--- WHAT IS NEEDED ---
Please find how many lines of the data contain the string "duration", and respond with that number only.

[Stored data]
*** Begin section ***

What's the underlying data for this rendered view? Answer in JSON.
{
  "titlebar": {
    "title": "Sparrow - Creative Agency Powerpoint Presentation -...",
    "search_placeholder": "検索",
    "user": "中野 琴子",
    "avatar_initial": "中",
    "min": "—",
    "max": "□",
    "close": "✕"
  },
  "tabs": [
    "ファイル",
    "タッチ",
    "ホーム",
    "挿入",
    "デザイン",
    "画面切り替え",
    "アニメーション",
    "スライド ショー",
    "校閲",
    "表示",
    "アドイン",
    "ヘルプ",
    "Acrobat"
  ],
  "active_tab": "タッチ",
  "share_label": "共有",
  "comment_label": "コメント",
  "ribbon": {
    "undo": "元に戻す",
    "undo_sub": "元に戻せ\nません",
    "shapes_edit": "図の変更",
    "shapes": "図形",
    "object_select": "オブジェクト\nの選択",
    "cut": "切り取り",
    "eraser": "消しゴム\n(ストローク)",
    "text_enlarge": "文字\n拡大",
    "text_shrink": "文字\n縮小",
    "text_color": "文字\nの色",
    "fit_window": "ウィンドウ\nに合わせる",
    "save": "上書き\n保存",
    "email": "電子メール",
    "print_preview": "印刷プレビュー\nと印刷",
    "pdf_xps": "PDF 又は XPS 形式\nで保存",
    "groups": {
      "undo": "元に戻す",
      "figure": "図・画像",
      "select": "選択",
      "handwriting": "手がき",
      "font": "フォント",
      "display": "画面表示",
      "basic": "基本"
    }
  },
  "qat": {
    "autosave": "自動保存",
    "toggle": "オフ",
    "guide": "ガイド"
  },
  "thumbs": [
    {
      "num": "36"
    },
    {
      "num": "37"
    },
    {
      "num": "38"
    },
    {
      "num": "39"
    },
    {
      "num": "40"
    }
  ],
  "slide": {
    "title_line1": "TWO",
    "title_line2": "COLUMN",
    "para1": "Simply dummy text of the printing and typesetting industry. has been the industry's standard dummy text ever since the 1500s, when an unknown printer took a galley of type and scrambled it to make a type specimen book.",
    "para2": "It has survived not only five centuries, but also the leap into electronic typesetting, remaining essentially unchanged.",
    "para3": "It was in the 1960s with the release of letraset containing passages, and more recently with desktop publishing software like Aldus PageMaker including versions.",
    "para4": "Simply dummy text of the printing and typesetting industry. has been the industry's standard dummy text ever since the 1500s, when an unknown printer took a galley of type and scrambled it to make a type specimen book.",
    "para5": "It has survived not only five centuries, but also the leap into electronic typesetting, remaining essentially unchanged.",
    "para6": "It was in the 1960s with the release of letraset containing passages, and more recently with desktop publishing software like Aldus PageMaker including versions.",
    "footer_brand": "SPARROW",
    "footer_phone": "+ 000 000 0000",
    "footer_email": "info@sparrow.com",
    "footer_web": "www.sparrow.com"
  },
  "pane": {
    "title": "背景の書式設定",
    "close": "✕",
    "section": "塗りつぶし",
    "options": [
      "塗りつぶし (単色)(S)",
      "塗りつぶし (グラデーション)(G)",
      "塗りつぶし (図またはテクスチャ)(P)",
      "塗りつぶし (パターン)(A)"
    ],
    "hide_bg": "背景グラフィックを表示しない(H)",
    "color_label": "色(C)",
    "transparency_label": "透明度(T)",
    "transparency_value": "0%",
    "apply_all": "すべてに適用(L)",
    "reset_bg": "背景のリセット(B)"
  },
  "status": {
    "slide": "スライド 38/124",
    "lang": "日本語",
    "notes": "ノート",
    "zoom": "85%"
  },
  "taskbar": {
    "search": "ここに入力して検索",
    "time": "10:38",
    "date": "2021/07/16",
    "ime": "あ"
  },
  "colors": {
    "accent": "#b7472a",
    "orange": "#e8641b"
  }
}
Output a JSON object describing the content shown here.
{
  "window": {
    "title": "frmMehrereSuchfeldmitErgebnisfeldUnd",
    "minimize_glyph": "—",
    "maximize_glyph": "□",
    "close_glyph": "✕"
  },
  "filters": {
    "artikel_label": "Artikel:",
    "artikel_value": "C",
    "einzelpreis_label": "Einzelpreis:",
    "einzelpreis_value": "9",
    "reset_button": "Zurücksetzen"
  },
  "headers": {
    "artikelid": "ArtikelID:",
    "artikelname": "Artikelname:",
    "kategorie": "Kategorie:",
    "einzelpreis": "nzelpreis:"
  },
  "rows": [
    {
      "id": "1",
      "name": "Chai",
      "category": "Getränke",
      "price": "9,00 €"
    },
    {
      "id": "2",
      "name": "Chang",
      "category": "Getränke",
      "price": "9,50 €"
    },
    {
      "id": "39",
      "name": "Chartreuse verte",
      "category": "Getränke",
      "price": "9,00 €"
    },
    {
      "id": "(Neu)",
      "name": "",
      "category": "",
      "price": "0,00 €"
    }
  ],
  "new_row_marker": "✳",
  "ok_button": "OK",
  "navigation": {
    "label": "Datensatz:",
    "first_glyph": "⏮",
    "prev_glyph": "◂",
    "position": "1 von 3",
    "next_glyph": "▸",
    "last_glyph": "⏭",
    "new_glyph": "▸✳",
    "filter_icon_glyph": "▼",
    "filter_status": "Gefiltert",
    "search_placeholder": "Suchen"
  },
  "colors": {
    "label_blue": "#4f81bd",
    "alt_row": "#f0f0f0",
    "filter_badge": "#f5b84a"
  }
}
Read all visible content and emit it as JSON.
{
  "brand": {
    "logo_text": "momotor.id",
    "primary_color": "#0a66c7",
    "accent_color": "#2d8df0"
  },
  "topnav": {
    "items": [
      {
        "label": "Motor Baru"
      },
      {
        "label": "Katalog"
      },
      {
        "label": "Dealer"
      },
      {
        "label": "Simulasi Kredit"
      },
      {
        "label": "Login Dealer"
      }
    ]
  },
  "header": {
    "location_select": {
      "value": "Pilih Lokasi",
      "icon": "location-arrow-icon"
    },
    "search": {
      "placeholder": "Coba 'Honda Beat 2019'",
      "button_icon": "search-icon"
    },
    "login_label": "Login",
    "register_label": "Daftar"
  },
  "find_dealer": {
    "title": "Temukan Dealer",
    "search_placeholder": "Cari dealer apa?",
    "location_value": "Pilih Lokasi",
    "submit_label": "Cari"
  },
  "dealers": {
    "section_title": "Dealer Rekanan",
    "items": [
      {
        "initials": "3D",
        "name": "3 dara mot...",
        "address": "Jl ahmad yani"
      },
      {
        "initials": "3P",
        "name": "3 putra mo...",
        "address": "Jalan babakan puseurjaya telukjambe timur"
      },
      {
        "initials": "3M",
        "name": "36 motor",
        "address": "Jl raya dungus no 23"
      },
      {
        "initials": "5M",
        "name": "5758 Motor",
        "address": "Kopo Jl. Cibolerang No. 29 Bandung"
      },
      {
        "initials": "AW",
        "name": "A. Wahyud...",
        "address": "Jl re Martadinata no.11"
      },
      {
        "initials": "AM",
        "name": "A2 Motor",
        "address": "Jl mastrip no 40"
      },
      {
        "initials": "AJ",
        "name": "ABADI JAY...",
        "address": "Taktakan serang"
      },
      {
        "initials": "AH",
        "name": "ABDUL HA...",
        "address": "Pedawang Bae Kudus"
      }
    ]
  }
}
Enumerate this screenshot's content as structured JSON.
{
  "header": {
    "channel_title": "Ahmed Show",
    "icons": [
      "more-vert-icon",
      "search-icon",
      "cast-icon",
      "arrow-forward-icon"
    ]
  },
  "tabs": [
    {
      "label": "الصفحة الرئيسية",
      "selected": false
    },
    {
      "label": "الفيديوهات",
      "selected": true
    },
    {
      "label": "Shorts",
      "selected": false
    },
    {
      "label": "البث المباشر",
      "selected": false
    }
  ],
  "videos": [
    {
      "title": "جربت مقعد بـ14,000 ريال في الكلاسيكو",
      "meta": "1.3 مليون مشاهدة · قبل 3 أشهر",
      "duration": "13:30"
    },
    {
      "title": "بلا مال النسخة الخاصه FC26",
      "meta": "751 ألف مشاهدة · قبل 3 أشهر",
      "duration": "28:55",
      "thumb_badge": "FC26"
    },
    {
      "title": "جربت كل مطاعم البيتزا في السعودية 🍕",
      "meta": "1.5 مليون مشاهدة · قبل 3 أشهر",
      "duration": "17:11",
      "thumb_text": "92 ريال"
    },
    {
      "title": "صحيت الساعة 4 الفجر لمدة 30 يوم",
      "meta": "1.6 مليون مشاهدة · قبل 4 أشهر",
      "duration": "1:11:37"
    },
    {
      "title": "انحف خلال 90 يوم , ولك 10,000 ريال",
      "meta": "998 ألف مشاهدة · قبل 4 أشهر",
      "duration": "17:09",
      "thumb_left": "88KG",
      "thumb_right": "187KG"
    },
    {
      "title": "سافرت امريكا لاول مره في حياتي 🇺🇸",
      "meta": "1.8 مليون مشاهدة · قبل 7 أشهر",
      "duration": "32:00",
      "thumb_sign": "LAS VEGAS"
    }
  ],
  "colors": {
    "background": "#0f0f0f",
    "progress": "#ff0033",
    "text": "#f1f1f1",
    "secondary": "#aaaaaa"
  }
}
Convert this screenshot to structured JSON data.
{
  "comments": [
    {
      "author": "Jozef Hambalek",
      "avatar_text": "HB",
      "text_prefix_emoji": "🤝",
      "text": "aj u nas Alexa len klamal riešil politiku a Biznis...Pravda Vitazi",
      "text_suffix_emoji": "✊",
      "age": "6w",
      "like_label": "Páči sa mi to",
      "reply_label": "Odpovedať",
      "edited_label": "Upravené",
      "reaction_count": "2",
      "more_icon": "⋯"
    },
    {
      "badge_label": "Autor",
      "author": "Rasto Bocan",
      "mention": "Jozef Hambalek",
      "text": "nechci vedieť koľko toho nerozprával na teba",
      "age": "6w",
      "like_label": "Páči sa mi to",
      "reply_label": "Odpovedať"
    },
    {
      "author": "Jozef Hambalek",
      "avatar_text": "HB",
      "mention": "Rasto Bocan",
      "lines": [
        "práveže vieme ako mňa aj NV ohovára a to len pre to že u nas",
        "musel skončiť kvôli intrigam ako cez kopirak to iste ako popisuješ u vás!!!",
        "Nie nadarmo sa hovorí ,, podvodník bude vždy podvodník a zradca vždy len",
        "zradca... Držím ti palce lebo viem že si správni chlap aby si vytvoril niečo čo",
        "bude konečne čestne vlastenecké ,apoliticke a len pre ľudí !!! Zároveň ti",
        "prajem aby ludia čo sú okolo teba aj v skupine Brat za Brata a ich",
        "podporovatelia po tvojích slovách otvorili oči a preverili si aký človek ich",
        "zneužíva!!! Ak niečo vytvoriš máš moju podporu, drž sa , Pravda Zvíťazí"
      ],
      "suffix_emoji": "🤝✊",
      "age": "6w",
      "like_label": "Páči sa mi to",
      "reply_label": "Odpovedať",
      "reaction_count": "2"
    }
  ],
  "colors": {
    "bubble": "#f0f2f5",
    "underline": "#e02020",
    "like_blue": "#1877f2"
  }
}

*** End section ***

--- COMPLETED TASK ---
6